In a normal political environment, the minority party in the House has the least clout in Congress. With no need for a supermajority to move contentious legislation or the ability to block bills from the majority, as occurs in the Senate, the lower chamber’s minority historically has had a more limited role in legislating.
But we are not in a normal political environment. These days, the minority is acting like the majority.
Obviously House Democrats can’t control the floor or bring up their bills. But during the past few major fiscal fights, a nearly united House Democratic Caucus has carried bills across the finish line, despite being outnumbered by Republicans. The last notable time this occurred was during the fiscal-cliff showdown, in which House Republican leadership was forced to put a bill up for a vote that received support from more than twice as many Democrats as Republicans. Only 16 Democrats voted against it, compared with 151 Republicans.
While the Republican conference has been divided in these big battles, House Democrats have been remarkably unified—with some members gritting their teeth and casting votes for bills they don’t like. Many Democrats attribute that to a leadership that has a proven ability to deliver votes.
“What counts is not how many Democratic votes there are, what counts is how you get it to 218, and we will get it to 218,” Rep. Steve Israel, D-N.Y., said hours before the vote on the Senate agreement to reopen the government and temporarily lift the debt ceiling.
The measure passed the House late Wednesday with 198 Democratic votes, despite a number of progressives strongly disapproving of the sequester-driven funding levels included in the deal.
“We hate them, but we hate the shutdown more,” said Rep. Keith Ellison, D-Minn., cochair of the Congressional Progressive Caucus.

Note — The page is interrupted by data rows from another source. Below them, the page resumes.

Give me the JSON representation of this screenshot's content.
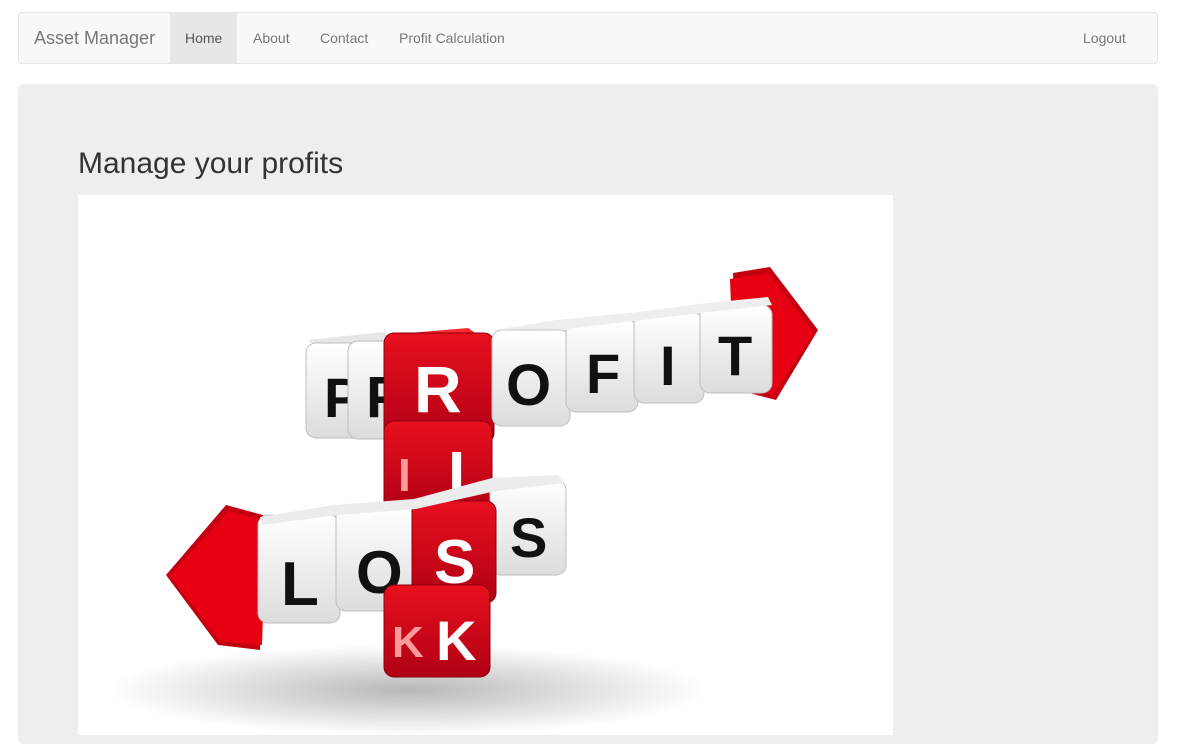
{
  "navbar": {
    "brand": "Asset Manager",
    "items": [
      {
        "label": "Home",
        "active": true
      },
      {
        "label": "About",
        "active": false
      },
      {
        "label": "Contact",
        "active": false
      },
      {
        "label": "Profit Calculation",
        "active": false
      }
    ],
    "logout_label": "Logout"
  },
  "main": {
    "title": "Manage your profits",
    "image": {
      "subject": "letter cubes crossword with arrows",
      "words": [
        "PROFIT",
        "RISK",
        "LOSS"
      ],
      "colors": {
        "cube_red": "#d0021b",
        "cube_white": "#f2f2f2",
        "arrow_red": "#e10000",
        "letter_black": "#111111",
        "letter_white": "#ffffff"
      }
    }
  },
  "colors": {
    "navbar_bg": "#f8f8f8",
    "navbar_border": "#e7e7e7",
    "active_item_bg": "#e7e7e7",
    "jumbotron_bg": "#eeeeee"
  }
}
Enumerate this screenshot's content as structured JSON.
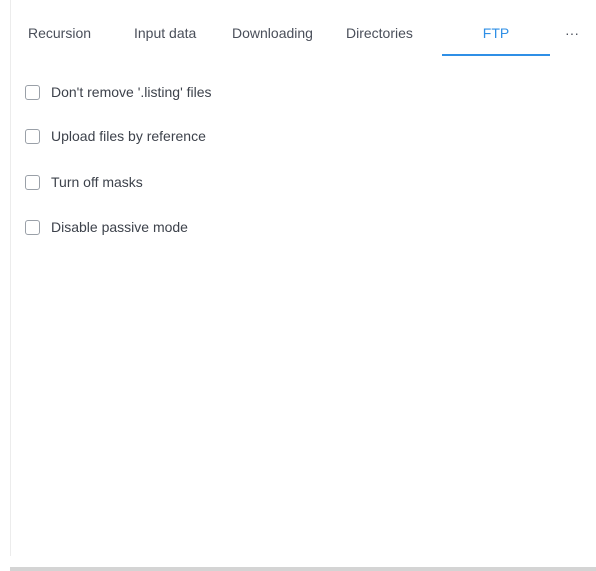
{
  "tabs": [
    {
      "label": "Recursion",
      "active": false
    },
    {
      "label": "Input data",
      "active": false
    },
    {
      "label": "Downloading",
      "active": false
    },
    {
      "label": "Directories",
      "active": false
    },
    {
      "label": "FTP",
      "active": true
    },
    {
      "label": "···",
      "active": false
    }
  ],
  "options": [
    {
      "label": "Don't remove '.listing' files",
      "checked": false
    },
    {
      "label": "Upload files by reference",
      "checked": false
    },
    {
      "label": "Turn off masks",
      "checked": false
    },
    {
      "label": "Disable passive mode",
      "checked": false
    }
  ],
  "colors": {
    "accent": "#2f8fe6",
    "text": "#3d424b",
    "checkbox_border": "#9aa0a8"
  }
}
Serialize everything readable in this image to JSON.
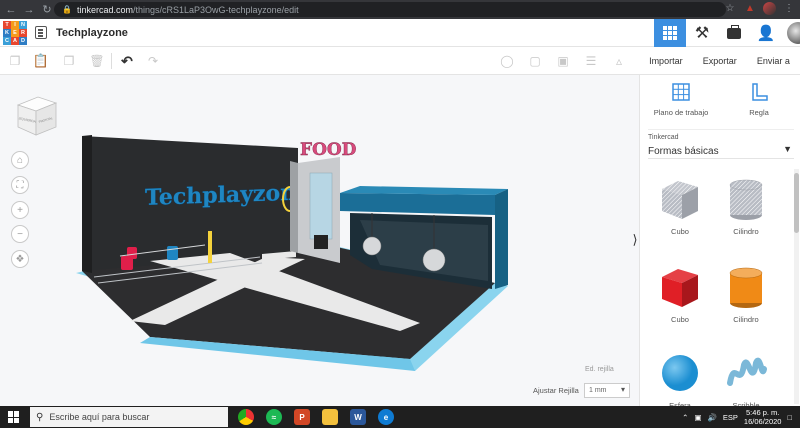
{
  "browser": {
    "url_host": "tinkercad.com",
    "url_path": "/things/cRS1LaP3OwG-techplayzone/edit",
    "icons": [
      "back-icon",
      "forward-icon",
      "reload-icon",
      "lock-icon",
      "star-icon",
      "extension-icon",
      "menu-icon"
    ]
  },
  "app": {
    "logo_letters": [
      "T",
      "I",
      "N",
      "K",
      "E",
      "R",
      "C",
      "A",
      "D"
    ],
    "logo_colors": [
      "#e8472f",
      "#f59b1c",
      "#3a9fd8",
      "#2e7dc4",
      "#f59b1c",
      "#e8472f",
      "#3a9fd8",
      "#e8472f",
      "#2e7dc4"
    ],
    "project_title": "Techplayzone"
  },
  "toolbar": {
    "import_label": "Importar",
    "export_label": "Exportar",
    "send_label": "Enviar a"
  },
  "canvas": {
    "viewcube_top": "SUPERIOR",
    "viewcube_left": "IZQUIERDA",
    "viewcube_front": "FRONTAL",
    "scene_sign_text": "Techplayzone",
    "scene_food_text": "FOOD",
    "grid_edit_label": "Ed. rejilla",
    "snap_grid_label": "Ajustar Rejilla",
    "snap_grid_value": "1 mm"
  },
  "panel": {
    "workplane_label": "Plano de trabajo",
    "ruler_label": "Regla",
    "library_source": "Tinkercad",
    "library_category": "Formas básicas",
    "shapes": [
      {
        "label": "Cubo",
        "color": "#b8bcc4",
        "kind": "box",
        "striped": true
      },
      {
        "label": "Cilindro",
        "color": "#b8bcc4",
        "kind": "cyl",
        "striped": true
      },
      {
        "label": "Cubo",
        "color": "#e01f26",
        "kind": "box",
        "striped": false
      },
      {
        "label": "Cilindro",
        "color": "#f08a16",
        "kind": "cyl",
        "striped": false
      },
      {
        "label": "Esfera",
        "color": "#1b8ed1",
        "kind": "sphere",
        "striped": false
      },
      {
        "label": "Scribble",
        "color": "#7bb8d8",
        "kind": "scribble",
        "striped": false
      }
    ]
  },
  "taskbar": {
    "search_placeholder": "Escribe aquí para buscar",
    "language": "ESP",
    "time": "5:46 p. m.",
    "date": "16/06/2020"
  }
}
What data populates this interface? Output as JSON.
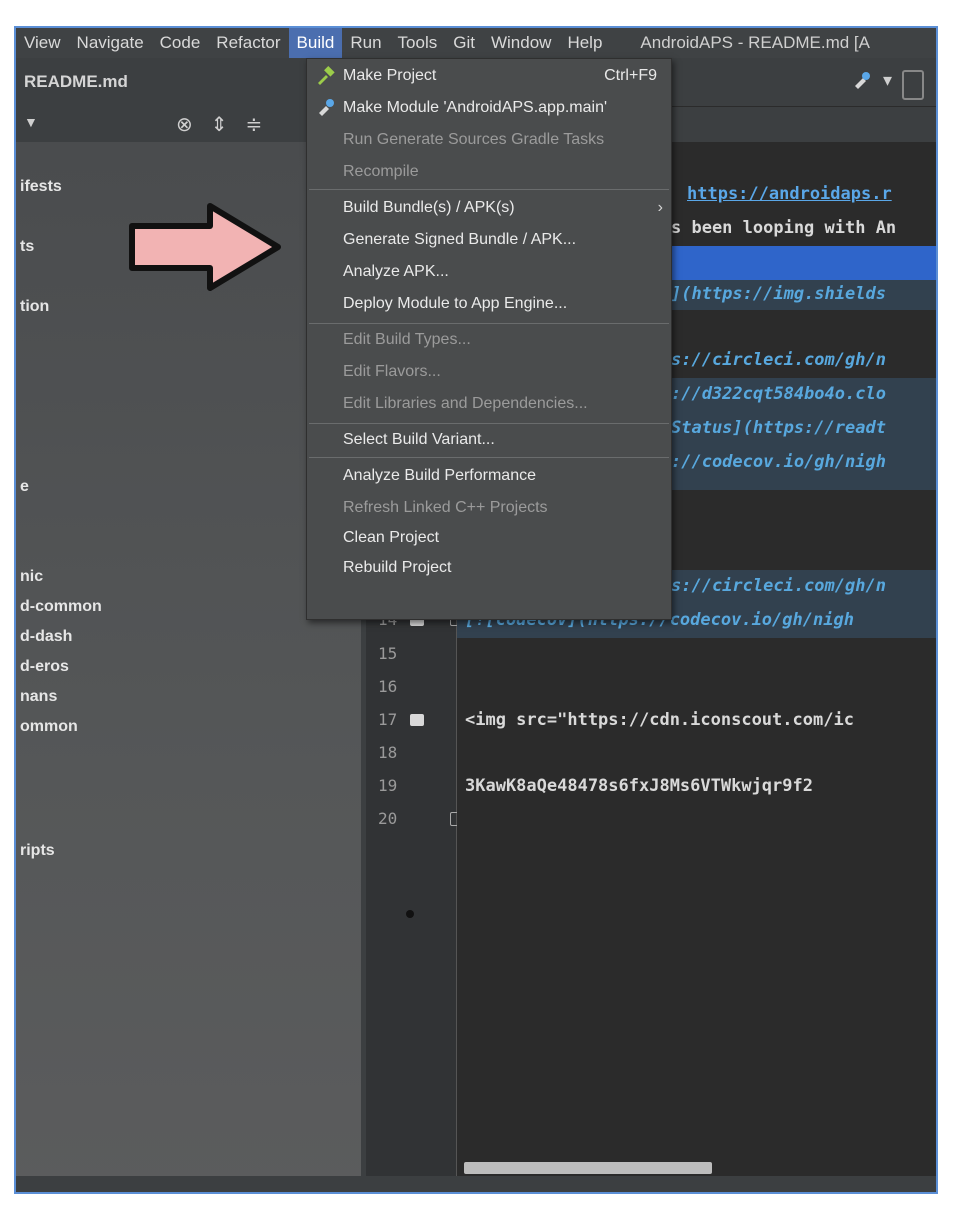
{
  "menubar": {
    "items": [
      "View",
      "Navigate",
      "Code",
      "Refactor",
      "Build",
      "Run",
      "Tools",
      "Git",
      "Window",
      "Help"
    ],
    "active": "Build",
    "window_title": "AndroidAPS - README.md [A"
  },
  "tab": {
    "label": "README.md"
  },
  "tree": {
    "items": [
      "ifests",
      "ts",
      "tion",
      "e",
      "nic",
      "d-common",
      "d-dash",
      "d-eros",
      "nans",
      "ommon",
      "ripts"
    ]
  },
  "build_menu": {
    "items": [
      {
        "label": "Make Project",
        "shortcut": "Ctrl+F9",
        "enabled": true,
        "icon": "hammer-icon"
      },
      {
        "label": "Make Module 'AndroidAPS.app.main'",
        "enabled": true,
        "icon": "build-module-icon"
      },
      {
        "label": "Run Generate Sources Gradle Tasks",
        "enabled": false
      },
      {
        "label": "Recompile",
        "enabled": false
      },
      {
        "label": "Build Bundle(s) / APK(s)",
        "enabled": true,
        "submenu": true
      },
      {
        "label": "Generate Signed Bundle / APK...",
        "enabled": true
      },
      {
        "label": "Analyze APK...",
        "enabled": true
      },
      {
        "label": "Deploy Module to App Engine...",
        "enabled": true
      },
      {
        "label": "Edit Build Types...",
        "enabled": false
      },
      {
        "label": "Edit Flavors...",
        "enabled": false
      },
      {
        "label": "Edit Libraries and Dependencies...",
        "enabled": false
      },
      {
        "label": "Select Build Variant...",
        "enabled": true
      },
      {
        "label": "Analyze Build Performance",
        "enabled": true
      },
      {
        "label": "Refresh Linked C++ Projects",
        "enabled": false
      },
      {
        "label": "Clean Project",
        "enabled": true
      },
      {
        "label": "Rebuild Project",
        "enabled": true
      }
    ]
  },
  "editor": {
    "visible_fragments": [
      "https://androidaps.r",
      "s been looping with An",
      "](https://img.shields",
      "s://circleci.com/gh/n",
      "://d322cqt584bo4o.clo",
      "Status](https://readt",
      "://codecov.io/gh/nigh",
      "s://circleci.com/gh/n",
      "[![codecov](https://codecov.io/gh/nigh",
      "<img src=\"https://cdn.iconscout.com/ic",
      "3KawK8aQe48478s6fxJ8Ms6VTWkwjqr9f2"
    ],
    "line_numbers": [
      "14",
      "15",
      "16",
      "17",
      "18",
      "19",
      "20"
    ]
  },
  "colors": {
    "menu_bg": "#4a4c4d",
    "active_menu": "#4b6eaf",
    "editor_bg": "#2b2b2b",
    "selection": "#2f65ca",
    "link": "#5aa7e8",
    "arrow_fill": "#f2b3b3",
    "frame_border": "#5b8fd6"
  }
}
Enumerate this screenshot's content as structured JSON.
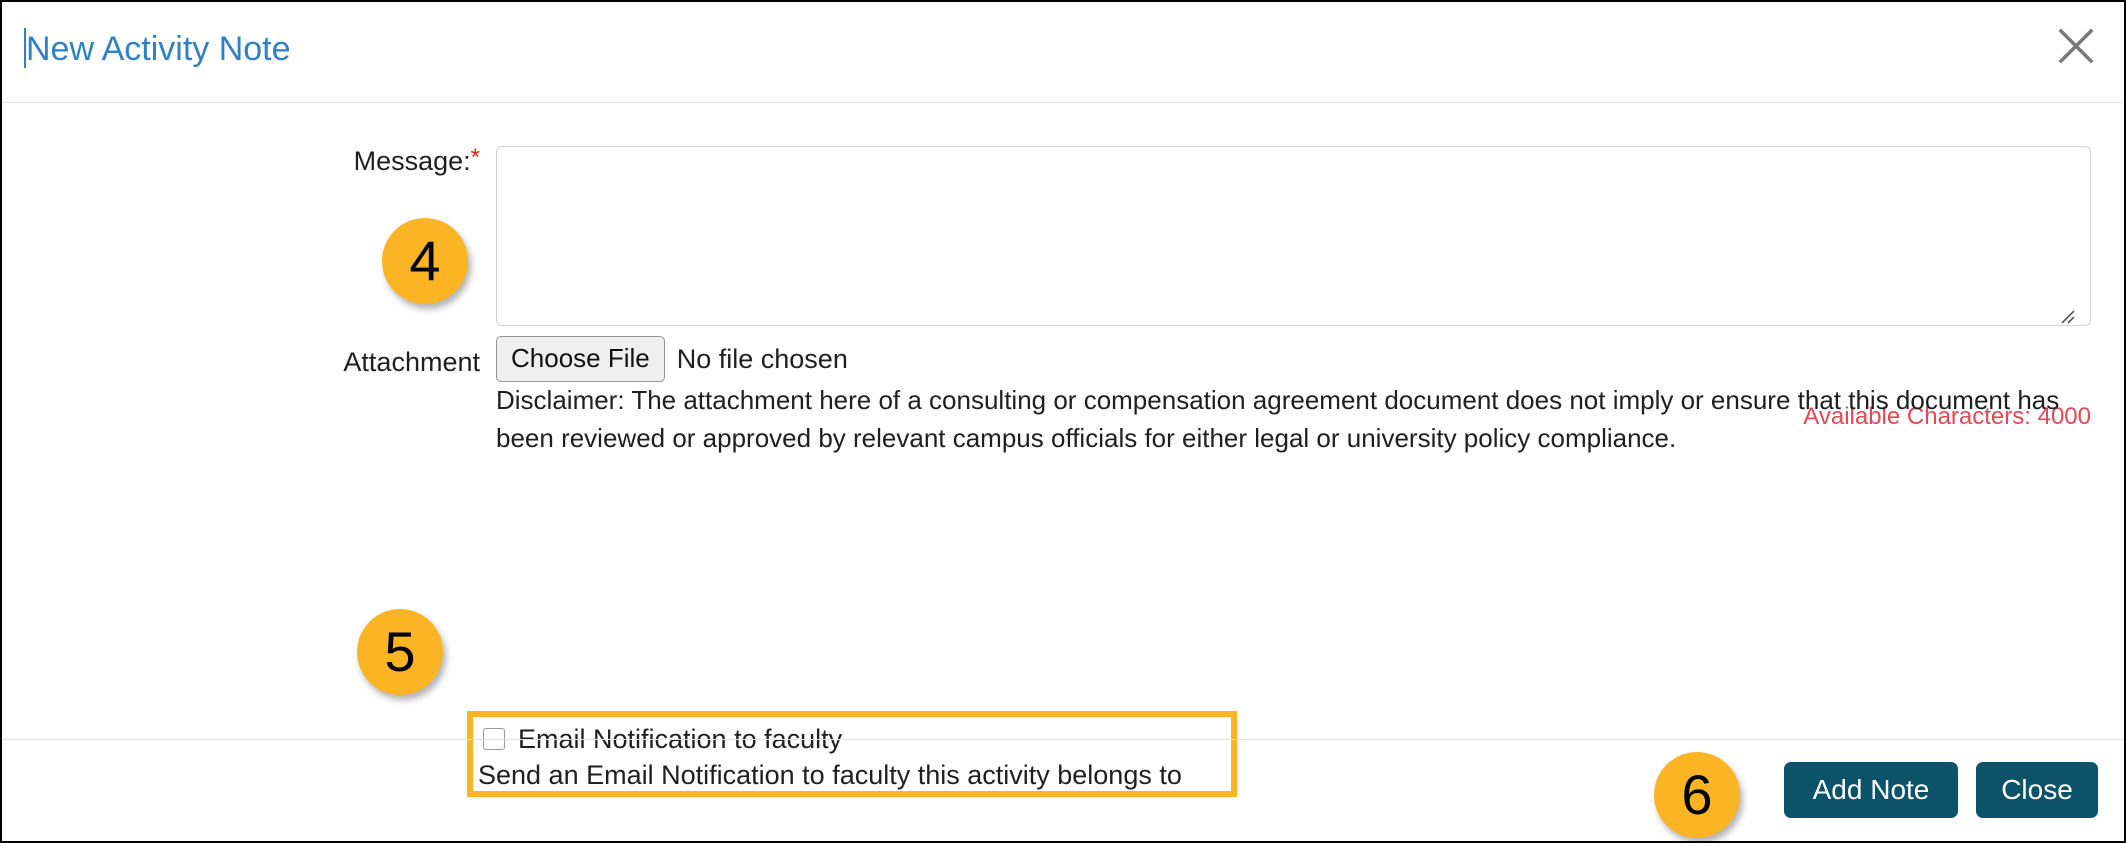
{
  "dialog": {
    "title": "New Activity Note",
    "close_icon": "close-icon"
  },
  "form": {
    "message": {
      "label": "Message:",
      "required_marker": "*",
      "value": "",
      "placeholder": ""
    },
    "available_characters": "Available Characters: 4000",
    "attachment": {
      "label": "Attachment",
      "choose_file_label": "Choose File",
      "file_status": "No file chosen",
      "disclaimer": "Disclaimer: The attachment here of a consulting or compensation agreement document does not imply or ensure that this document has been reviewed or approved by relevant campus officials for either legal or university policy compliance."
    },
    "email_notification": {
      "checkbox_label": "Email Notification to faculty",
      "description": "Send an Email Notification to faculty this activity belongs to",
      "checked": false
    }
  },
  "footer": {
    "add_note_label": "Add Note",
    "close_label": "Close"
  },
  "annotations": {
    "badges": [
      {
        "number": "4"
      },
      {
        "number": "5"
      },
      {
        "number": "6"
      }
    ]
  },
  "colors": {
    "title_blue": "#3280c4",
    "badge_orange": "#fab424",
    "highlight_orange": "#fab424",
    "button_teal": "#0c5369",
    "required_red": "#e02020",
    "counter_red": "#e04a56"
  }
}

“As much as we believe in what we believe in as progressives, we would never dream of shutting the government down over our priorities. That might disappoint some progressives, but the truth is it’s just wrong for the American people,” Ellison said. “I fervently want to see some real gun control, some real gun safety, but I would never try to wreck the country over it.”
Even Rep. Rosa DeLauro of Connecticut—one of just 16 Democrats who voted against the fiscal-cliff deal because the tax rates for wealthier Americans were still too low for her—said hours before the vote on the Senate agreement, “I’m going to wait to see what it has in it, but I want to keep the government open and I want to see the debt ceiling raised.”
“Our caucus has a sense of loyalty to each other and to our common purpose,” said Rep. Jim Moran, D-Va. “There is a bond of unity. Our individual differences and our geographical differences can be put aside with something this important.”
There was little grumbling among House Democrats leaving their caucus meeting Wednesday. Instead, there was a raucous applause. Not in response to “winning” a negotiation, said Rep. John Larson, D-Conn. “[Rep.] Jim Clyburn told a wonderful story about unity, growing up in South Carolina.”
This article appears in the October 17, 2013, edition of NJ Daily as The House Minority Is the New House Majority.